Citation: Pizzorno A, Terrier O, Nicolas de Lamballerie C, Julien T, Padey B, Traversier A, Roche M, Hamelin M-E, Rhéaume C, Croze S, Escuret V, Poissy J, Lina B, Legras-Lachuer C, Textoris J, Boivin G and Rosa-Calatrava M (2019) Repurposing of Drugs as Novel Influenza Inhibitors From Clinical Gene Expression Infection Signatures. Front. Immunol. 10:60. doi: 10.3389/fimmu.2019.00060
Received: 18 September 2018; Accepted: 10 January 2019;
Published: 29 January 2019.
Edited by:Delphyne Descamps, INRA Centre Jouy-en-Josas, France
Reviewed by:Rong Hai, University of California, Riverside, United States
Sascha Trapp, INRA Centre Val de Loire, France
Copyright © 2019 Pizzorno, Terrier, Nicolas de Lamballerie, Julien, Padey, Traversier, Roche, Hamelin, Rhéaume, Croze, Escuret, Poissy, Lina, Legras-Lachuer, Textoris, Boivin and Rosa-Calatrava. This is an open-access article distributed under the terms of the Creative Commons Attribution License (CC BY). The use, distribution or reproduction in other forums is permitted, provided the original author(s) and the copyright owner(s) are credited and that the original publication in this journal is cited, in accordance with accepted academic practice. No use, distribution or reproduction is permitted which does not comply with these terms.
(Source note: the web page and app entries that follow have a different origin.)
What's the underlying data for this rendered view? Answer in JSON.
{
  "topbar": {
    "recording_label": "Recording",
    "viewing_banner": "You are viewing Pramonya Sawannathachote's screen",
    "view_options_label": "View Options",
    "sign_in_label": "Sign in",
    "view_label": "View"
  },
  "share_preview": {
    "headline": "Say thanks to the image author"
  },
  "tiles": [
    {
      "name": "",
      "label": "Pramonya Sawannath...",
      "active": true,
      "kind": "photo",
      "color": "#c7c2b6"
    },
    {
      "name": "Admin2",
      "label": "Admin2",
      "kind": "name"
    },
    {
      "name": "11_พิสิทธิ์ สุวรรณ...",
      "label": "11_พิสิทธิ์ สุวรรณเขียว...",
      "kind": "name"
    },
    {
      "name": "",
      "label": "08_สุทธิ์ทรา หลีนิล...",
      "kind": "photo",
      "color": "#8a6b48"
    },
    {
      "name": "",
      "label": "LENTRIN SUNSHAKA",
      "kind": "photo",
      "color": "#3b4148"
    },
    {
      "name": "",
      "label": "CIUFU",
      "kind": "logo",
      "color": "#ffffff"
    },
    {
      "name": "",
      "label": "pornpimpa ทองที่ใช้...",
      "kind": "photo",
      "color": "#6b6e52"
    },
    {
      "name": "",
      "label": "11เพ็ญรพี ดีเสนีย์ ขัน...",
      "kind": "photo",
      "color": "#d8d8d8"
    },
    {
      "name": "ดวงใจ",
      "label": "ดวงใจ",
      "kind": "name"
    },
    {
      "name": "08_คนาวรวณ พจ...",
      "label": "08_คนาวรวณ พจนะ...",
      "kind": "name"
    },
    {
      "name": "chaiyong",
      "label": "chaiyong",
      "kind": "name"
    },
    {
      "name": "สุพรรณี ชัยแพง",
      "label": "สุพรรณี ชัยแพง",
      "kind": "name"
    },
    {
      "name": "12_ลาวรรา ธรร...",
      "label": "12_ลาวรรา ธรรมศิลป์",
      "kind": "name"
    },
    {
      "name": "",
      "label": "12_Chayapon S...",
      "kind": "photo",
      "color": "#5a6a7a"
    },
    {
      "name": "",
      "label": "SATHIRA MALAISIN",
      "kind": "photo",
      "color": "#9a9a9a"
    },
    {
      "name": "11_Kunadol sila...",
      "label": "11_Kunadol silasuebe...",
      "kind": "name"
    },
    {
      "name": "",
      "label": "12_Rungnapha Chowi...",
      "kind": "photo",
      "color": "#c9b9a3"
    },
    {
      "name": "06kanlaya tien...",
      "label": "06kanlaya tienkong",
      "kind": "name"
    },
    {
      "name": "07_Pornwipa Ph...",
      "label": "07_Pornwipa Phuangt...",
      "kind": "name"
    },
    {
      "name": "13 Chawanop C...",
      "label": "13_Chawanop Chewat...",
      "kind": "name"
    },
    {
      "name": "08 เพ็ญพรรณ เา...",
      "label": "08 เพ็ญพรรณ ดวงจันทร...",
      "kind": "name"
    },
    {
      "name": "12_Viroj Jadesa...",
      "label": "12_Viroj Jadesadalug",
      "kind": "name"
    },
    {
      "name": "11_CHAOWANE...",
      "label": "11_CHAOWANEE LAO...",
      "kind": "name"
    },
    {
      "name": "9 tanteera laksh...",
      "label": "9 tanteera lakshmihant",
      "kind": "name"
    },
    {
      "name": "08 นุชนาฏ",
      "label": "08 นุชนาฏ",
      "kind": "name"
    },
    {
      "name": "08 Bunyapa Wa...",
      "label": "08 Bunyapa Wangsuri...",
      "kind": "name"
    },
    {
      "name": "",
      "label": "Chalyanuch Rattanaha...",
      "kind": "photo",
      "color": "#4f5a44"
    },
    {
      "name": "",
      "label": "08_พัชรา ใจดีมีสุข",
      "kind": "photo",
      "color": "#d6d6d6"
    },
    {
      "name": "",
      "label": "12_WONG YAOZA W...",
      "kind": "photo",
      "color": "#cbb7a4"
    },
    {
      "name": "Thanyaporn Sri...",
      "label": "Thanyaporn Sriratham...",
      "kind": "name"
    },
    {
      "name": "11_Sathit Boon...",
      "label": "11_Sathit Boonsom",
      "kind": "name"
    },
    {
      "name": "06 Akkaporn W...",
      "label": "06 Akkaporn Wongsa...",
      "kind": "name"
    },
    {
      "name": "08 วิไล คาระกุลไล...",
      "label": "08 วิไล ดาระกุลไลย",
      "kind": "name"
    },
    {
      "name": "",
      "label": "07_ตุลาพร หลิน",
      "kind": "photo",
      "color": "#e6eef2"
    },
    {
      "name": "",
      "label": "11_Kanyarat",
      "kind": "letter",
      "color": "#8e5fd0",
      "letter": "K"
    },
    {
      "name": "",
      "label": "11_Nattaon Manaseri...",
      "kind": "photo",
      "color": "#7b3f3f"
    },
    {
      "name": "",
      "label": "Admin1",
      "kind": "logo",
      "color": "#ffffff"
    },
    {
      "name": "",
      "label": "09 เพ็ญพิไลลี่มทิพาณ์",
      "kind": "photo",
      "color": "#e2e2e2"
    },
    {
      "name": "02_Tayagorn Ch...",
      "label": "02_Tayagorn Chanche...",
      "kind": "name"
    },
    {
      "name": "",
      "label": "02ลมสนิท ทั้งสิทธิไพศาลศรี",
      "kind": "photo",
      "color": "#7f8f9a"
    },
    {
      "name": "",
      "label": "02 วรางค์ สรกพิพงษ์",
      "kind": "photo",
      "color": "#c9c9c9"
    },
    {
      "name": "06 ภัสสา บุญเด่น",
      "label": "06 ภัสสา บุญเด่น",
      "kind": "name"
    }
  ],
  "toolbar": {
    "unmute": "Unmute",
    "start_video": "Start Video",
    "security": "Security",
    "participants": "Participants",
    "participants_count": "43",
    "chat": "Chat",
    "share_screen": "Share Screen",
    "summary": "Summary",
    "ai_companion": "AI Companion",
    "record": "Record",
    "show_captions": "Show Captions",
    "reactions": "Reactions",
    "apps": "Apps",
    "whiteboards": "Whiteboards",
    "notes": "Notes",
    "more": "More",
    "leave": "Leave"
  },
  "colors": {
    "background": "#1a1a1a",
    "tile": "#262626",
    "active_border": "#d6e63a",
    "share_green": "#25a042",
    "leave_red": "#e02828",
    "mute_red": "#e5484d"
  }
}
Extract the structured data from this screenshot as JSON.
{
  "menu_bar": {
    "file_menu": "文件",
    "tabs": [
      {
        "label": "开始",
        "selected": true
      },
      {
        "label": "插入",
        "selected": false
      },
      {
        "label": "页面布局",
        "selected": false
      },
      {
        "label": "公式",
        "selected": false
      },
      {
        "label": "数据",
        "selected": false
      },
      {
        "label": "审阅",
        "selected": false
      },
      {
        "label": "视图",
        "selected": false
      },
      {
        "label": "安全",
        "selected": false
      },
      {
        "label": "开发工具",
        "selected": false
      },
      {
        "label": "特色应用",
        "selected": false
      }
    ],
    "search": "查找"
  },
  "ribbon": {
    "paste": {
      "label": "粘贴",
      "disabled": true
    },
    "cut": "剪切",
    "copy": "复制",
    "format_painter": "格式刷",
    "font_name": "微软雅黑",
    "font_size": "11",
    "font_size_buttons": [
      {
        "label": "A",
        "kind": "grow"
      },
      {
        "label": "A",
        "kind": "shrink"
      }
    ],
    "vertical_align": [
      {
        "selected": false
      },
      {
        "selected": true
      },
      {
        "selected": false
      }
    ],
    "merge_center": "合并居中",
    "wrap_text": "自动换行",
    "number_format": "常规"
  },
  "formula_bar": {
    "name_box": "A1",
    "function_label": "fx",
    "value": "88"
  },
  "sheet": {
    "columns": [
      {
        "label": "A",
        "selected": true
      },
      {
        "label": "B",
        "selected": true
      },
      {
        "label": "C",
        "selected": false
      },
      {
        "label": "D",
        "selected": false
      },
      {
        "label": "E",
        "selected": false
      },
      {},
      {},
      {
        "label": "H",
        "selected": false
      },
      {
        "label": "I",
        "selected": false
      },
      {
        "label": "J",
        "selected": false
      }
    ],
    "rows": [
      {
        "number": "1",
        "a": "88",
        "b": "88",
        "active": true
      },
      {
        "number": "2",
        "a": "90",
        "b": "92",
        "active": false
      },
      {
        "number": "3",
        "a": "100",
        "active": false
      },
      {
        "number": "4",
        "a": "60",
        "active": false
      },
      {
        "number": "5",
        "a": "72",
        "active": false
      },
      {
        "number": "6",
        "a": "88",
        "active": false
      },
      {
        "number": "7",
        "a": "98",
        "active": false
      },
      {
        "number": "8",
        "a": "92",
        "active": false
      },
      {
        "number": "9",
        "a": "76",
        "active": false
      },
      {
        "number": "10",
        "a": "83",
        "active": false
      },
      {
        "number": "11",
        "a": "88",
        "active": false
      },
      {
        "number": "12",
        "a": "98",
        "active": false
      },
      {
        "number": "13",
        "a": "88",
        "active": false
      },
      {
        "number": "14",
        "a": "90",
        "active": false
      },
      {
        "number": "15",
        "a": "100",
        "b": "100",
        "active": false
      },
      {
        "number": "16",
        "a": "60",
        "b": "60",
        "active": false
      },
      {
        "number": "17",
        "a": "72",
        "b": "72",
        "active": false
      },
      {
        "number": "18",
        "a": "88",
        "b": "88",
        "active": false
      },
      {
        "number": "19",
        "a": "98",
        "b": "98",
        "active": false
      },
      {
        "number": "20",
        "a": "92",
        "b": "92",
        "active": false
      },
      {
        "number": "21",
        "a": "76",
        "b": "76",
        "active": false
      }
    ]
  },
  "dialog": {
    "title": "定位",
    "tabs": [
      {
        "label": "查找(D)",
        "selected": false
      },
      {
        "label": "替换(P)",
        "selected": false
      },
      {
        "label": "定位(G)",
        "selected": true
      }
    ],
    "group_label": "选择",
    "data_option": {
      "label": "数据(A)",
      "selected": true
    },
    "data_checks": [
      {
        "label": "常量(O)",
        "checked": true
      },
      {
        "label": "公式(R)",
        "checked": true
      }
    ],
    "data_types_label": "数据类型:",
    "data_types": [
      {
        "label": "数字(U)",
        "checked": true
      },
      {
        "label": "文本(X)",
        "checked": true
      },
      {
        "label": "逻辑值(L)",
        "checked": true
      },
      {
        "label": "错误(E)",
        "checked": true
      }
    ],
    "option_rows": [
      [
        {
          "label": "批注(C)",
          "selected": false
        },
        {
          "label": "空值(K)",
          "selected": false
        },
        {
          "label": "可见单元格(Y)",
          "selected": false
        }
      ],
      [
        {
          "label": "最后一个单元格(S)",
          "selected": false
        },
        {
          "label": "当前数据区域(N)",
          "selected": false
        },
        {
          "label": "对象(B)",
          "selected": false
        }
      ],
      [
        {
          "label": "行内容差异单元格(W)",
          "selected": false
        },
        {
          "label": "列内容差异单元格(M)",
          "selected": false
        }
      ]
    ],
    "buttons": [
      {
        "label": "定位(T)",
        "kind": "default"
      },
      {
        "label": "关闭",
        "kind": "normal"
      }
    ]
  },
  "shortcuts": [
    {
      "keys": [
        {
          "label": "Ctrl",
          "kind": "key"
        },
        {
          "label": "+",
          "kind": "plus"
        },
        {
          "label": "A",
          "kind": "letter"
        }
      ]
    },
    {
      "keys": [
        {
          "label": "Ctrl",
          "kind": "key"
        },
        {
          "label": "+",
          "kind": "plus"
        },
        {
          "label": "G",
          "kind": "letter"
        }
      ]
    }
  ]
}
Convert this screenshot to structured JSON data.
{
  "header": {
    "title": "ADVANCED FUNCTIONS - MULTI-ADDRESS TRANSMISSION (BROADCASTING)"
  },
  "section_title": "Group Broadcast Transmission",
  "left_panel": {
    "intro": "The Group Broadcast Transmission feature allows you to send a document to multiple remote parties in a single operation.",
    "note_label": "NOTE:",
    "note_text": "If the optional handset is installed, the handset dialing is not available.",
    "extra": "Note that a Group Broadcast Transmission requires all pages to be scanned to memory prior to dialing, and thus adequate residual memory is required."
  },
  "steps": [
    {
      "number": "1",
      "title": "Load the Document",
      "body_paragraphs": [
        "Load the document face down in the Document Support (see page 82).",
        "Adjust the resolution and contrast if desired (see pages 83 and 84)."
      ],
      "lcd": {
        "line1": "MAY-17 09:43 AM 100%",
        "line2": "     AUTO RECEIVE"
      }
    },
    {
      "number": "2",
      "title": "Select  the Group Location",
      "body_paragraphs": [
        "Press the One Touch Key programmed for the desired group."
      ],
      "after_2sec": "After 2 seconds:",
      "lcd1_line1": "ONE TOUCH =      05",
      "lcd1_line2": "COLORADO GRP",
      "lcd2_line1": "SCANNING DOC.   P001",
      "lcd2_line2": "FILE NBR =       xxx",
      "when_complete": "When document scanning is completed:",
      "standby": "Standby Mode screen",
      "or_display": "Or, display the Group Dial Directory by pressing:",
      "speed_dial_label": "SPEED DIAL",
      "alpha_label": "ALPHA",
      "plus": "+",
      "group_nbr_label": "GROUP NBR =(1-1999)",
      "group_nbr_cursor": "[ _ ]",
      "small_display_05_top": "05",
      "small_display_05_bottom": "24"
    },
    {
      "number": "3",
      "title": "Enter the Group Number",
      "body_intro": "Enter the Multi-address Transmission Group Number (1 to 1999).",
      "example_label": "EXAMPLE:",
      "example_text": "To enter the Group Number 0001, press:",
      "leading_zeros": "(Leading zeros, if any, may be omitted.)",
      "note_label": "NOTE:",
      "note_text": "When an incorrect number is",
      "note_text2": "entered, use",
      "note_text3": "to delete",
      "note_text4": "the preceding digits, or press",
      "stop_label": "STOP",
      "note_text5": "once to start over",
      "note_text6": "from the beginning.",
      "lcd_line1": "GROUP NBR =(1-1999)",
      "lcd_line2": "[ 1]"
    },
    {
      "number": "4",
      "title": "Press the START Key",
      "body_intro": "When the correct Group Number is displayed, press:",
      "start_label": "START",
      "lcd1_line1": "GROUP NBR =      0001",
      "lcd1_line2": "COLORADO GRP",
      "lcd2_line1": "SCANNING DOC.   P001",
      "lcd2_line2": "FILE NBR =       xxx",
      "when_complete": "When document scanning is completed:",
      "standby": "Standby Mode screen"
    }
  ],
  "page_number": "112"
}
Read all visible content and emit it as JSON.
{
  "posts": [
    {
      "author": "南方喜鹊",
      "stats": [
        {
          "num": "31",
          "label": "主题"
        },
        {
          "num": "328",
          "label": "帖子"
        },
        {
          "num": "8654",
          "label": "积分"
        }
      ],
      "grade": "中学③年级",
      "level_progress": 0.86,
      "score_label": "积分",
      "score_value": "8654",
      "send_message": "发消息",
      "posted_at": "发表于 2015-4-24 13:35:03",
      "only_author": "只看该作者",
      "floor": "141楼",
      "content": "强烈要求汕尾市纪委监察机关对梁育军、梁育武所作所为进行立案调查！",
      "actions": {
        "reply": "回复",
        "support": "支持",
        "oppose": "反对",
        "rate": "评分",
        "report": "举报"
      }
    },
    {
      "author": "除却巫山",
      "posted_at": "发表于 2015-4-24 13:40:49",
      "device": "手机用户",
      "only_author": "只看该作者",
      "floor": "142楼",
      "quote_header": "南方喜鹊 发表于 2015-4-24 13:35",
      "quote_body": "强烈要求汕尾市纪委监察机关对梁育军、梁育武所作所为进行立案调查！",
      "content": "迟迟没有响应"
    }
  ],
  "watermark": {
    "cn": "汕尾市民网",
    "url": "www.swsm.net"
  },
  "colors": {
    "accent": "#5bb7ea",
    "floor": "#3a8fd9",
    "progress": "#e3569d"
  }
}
†These authors have contributed equally to this work